Next to the entry door are the stairs to the second floor that also has its own flair with a random treatment of wood and painted risers illuminated by sunlight from a side window above the treads. The second floor hall along the side of the house also has daylight from windows and the two bedrooms and one bath complete the layout. The bath’s white interior design theme from the bead board wainscot, subway tile tub/shower surround, white lavatory cabinet and fixtures contrasts well with the wood floors.
Charming farmhouse style in downtown Easton, double lot, extensive 2008 renovation that has been lovingly maintained by the current owners, open plan living-dining-kitchen, private screened porch that extends your living space, fenced yard, opportunity to revert to the former homestead status, main floor bedroom suite that could be used as an Airbnb for extra income- a delightful property!
For more information about this property, contact Annie Witte Raymond at Long and Foster Real Estate, 410-770-3600 (o), 410-310-9387 (c), or [email protected]. For more photographs and pricing visit www.anniewitteraymond.com , Equal Housing Opportunity”. Photography by Eve Fishell, [email protected], www.chesapeakeprophoto.com, 443-786-8025
Spy House of the Week is an ongoing series that selects a different home each week. The Spy’s Habitat editor Jennifer Martella makes these selections based exclusively on her experience as a architect.
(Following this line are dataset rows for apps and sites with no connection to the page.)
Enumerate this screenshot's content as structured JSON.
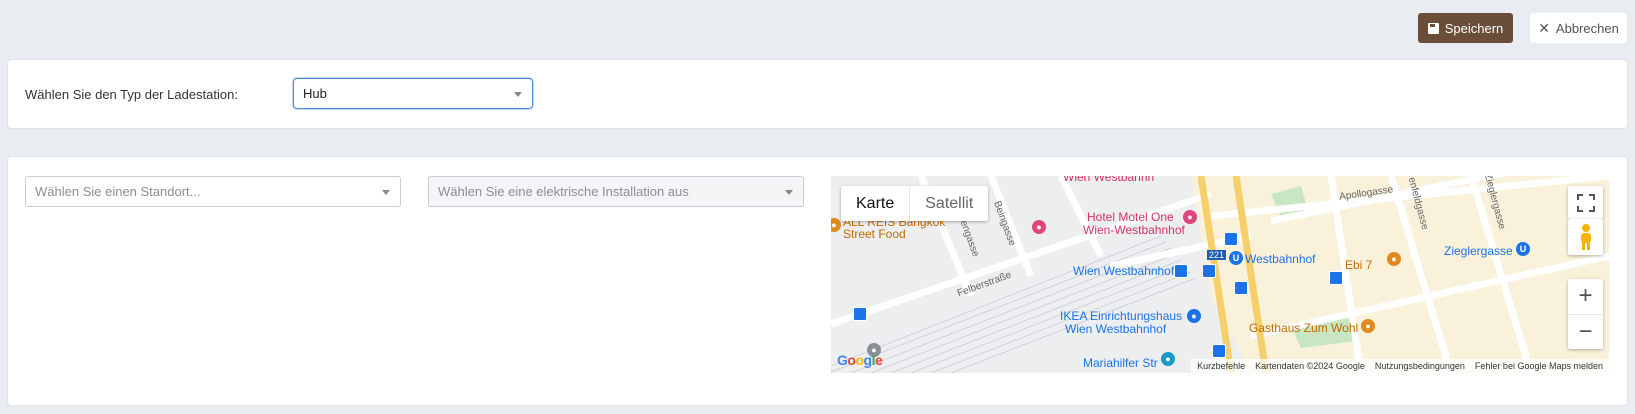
{
  "toolbar": {
    "save_label": "Speichern",
    "cancel_label": "Abbrechen"
  },
  "type_section": {
    "label": "Wählen Sie den Typ der Ladestation:",
    "selected_value": "Hub"
  },
  "location_section": {
    "location_placeholder": "Wählen Sie einen Standort...",
    "installation_placeholder": "Wählen Sie eine elektrische Installation aus"
  },
  "map": {
    "tab_map": "Karte",
    "tab_satellite": "Satellit",
    "labels": {
      "restaurant_thai": "ALL REIS Bangkok",
      "restaurant_thai_2": "Street Food",
      "hotel_name": "Hotel Motel One",
      "hotel_name_2": "Wien-Westbahnhof",
      "station": "Wien Westbahnhof",
      "ubahn": "Westbahnhof",
      "ebi": "Ebi 7",
      "zieglergasse": "Zieglergasse",
      "ikea": "IKEA Einrichtungshaus",
      "ikea_2": "Wien Westbahnhof",
      "gasthaus": "Gasthaus Zum Wohl",
      "mariahilfer": "Mariahilfer Str",
      "street_felber": "Felberstraße",
      "street_beingasse": "Beingasse",
      "street_apollogasse": "Apollogasse",
      "street_nnengasse": "nnengasse",
      "street_enfeldgasse": "enfeldgasse",
      "street_zieglergasse": "Zieglergasse",
      "road_number": "221",
      "wien_westbahn_top": "Wien Westbahnh"
    },
    "google_logo": "Google",
    "attribution": {
      "shortcuts": "Kurzbefehle",
      "map_data": "Kartendaten ©2024 Google",
      "terms": "Nutzungsbedingungen",
      "report": "Fehler bei Google Maps melden"
    },
    "zoom_in": "+",
    "zoom_out": "−"
  },
  "colors": {
    "save_button": "#6b4e3a",
    "focus_border": "#4a90d9",
    "page_background": "#e9ecf1"
  },
  "icons": {
    "save": "floppy-disk-icon",
    "cancel": "close-icon",
    "fullscreen": "fullscreen-icon",
    "pegman": "street-view-pegman-icon"
  }
}
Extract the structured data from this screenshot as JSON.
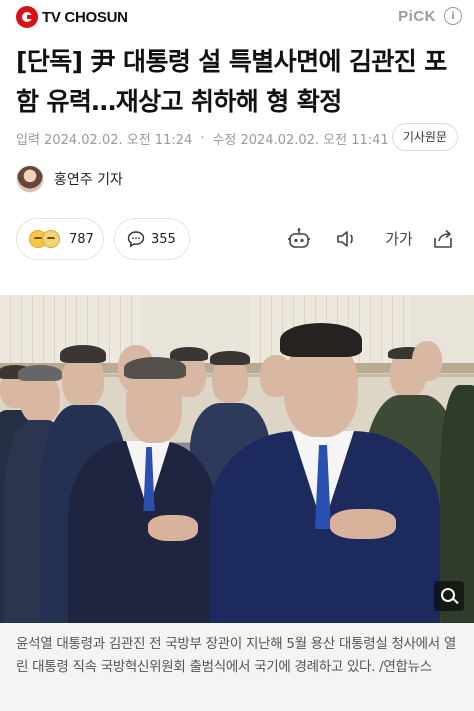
{
  "header": {
    "brand": "TV CHOSUN",
    "pick": "PiCK",
    "info_icon": "ⓘ"
  },
  "article": {
    "title": "[단독] 尹 대통령 설 특별사면에 김관진 포함 유력…재상고 취하해 형 확정",
    "published": "입력 2024.02.02. 오전 11:24",
    "modified": "수정 2024.02.02. 오전 11:41",
    "original_button": "기사원문",
    "reporter": "홍연주 기자"
  },
  "actions": {
    "reactions": "787",
    "comments": "355",
    "font_size_label": "가가",
    "icons": [
      "reaction-emoji-icon",
      "comment-icon",
      "summary-bot-icon",
      "audio-speaker-icon",
      "font-size-icon",
      "share-icon"
    ]
  },
  "photo": {
    "caption": "윤석열 대통령과 김관진 전 국방부 장관이 지난해 5월 용산 대통령실 청사에서 열린 대통령 직속 국방혁신위원회 출범식에서 국기에 경례하고 있다. /연합뉴스"
  },
  "colors": {
    "brand_red": "#d6121b",
    "muted_text": "#999999",
    "caption_bg": "#f3f4f6"
  }
}
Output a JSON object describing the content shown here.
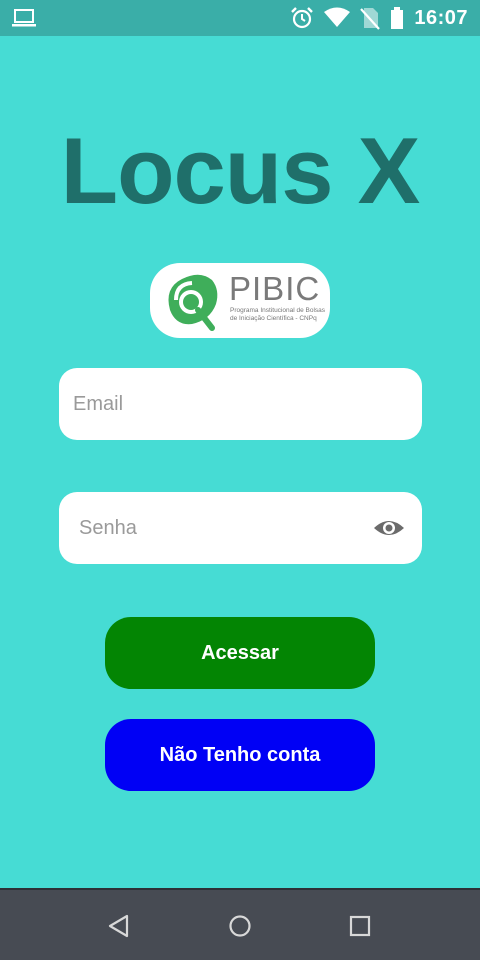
{
  "status_bar": {
    "time": "16:07",
    "icons": [
      "laptop-icon",
      "alarm-icon",
      "wifi-icon",
      "no-sim-icon",
      "battery-icon"
    ]
  },
  "app": {
    "title": "Locus X"
  },
  "logo": {
    "name": "PIBIC",
    "subtitle": "Programa Institucional de Bolsas de Iniciação Científica - CNPq"
  },
  "form": {
    "email_placeholder": "Email",
    "password_placeholder": "Senha",
    "login_label": "Acessar",
    "signup_label": "Não Tenho conta"
  },
  "nav_bar": {
    "icons": [
      "back-icon",
      "home-icon",
      "recents-icon"
    ]
  },
  "colors": {
    "background": "#46dcd4",
    "title": "#1f6f6a",
    "login_button": "#038503",
    "signup_button": "#0000f5",
    "nav_bar": "#474b53"
  }
}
Please make a donation to support her work here.
Jennifer Martella has pursued her dual careers in architecture and real estate since she moved to the Eastern Shore in 2004. Her award winning work has ranged from revitalization projects to a collaboration with the Maya Lin Studio for the Children’s Defense Fund’s corporate retreat in her home state of Tennessee.